§ **About this task**: State, as a number alone, how many lines of the entries contain the word "label".

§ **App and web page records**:
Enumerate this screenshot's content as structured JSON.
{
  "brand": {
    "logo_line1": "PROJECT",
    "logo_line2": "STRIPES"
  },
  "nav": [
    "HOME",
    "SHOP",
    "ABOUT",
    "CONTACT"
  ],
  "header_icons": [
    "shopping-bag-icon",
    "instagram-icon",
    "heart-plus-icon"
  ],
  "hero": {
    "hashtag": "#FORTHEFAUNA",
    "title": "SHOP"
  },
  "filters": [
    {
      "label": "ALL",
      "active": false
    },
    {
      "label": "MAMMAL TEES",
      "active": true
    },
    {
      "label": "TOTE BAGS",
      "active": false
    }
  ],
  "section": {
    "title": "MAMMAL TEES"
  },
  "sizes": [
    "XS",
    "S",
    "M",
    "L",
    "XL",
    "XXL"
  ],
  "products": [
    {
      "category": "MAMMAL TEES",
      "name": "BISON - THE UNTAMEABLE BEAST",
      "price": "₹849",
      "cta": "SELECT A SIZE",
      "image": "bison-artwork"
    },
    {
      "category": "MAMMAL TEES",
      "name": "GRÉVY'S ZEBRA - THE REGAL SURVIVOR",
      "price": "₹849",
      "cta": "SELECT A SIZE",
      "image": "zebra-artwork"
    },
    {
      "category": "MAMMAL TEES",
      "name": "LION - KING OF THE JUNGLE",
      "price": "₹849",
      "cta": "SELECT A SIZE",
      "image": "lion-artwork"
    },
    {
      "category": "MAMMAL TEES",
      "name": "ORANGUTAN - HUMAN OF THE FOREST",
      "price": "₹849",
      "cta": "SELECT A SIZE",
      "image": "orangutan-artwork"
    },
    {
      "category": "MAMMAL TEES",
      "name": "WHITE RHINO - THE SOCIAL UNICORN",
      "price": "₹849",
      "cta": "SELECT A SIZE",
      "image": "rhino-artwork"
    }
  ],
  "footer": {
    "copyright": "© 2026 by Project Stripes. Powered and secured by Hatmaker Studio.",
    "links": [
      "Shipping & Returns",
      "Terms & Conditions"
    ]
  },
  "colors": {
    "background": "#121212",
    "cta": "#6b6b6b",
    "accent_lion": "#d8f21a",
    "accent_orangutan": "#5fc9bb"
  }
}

§ **Response below**: 3